Answer:

Is there a way to increase this size of memory an application can use?

Applications running on API Level 11+ can have android:largeHeap="true" on the <application> element in the manifest to request a larger-than-normal heap size, and getLargeMemoryClass() on ActivityManager will tell you how big that heap is. However:

  1. This only works on API Level 11+ (i.e., Honeycomb and beyond)

  2. There is no guarantee how large the large heap will be

  3. The user will perceive your large-heap request, because it will force their other apps out of RAM terminate other apps’ processes to free up system RAM for use by your large heap

  4. Because of #3, and the fact that I expect that android:largeHeap will be abused, support for this may be abandoned in the future, or the user may be warned about this at install time (e.g., you will need to request a special permission for it)

  5. Presently, this feature is lightly documented

Answer:

you can’t increase the heap size dynamically.

you can request to use more by using android:largeHeap="true" in the manifest.

also, you can use native memory (NDK & JNI) , so you actually bypass the heap size limitation.

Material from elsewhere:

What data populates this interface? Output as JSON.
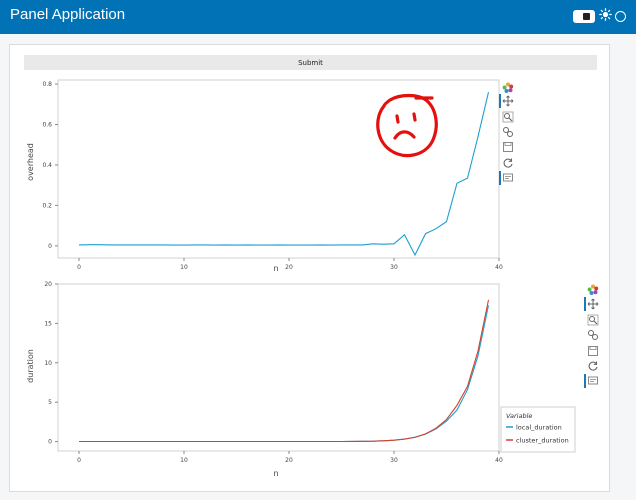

here are some posts i’ve made about it:

and here’s a library i’ve made for it:

Answer:

Use second process. Declare at AndroidManifest new Service with

android:process=":second"

Exchange between first and second process over BroadcastReceiver

Answer:

This can be done by two ways according to your Android OS.

  1. You can use android:largeHeap="true" in application tag of Android manifest to request a larger heap size, but this will not work on any pre Honeycomb devices.
  2. On pre 2.3 devices, you can use the VMRuntime class, but this will not work on Gingerbread and above See below how to do it.
VMRuntime.getRuntime().setMinimumHeapSize(BIGGER_SIZE);

Before Setting HeapSize make sure that you have entered the appropriate size which will not affect other application or OS functionality. Before settings just check how much size your app takes & then set the size just to fulfill your job. Dont use so much of memory otherwise other apps might affect.

Reference: http://dwij.co.in/increase-heap-size-of-android-application

Answer:

From what I remember you could use VMRuntime class in early Android versions but now you just can’t anymore.

I don’t think letting the developer choose the heap size in a mobile environment can be considered so safe though. I think it’s easier that you can find a way to modify the heap size in a specific device (not on the programming side) that by trying to modify it from the application itself.

Answer:

Increasing Java Heap unfairly eats deficit mobile resurces. Sometimes it is sufficient to just wait for garbage collector and then resume your operations after heap space is reduced. Use this static method then.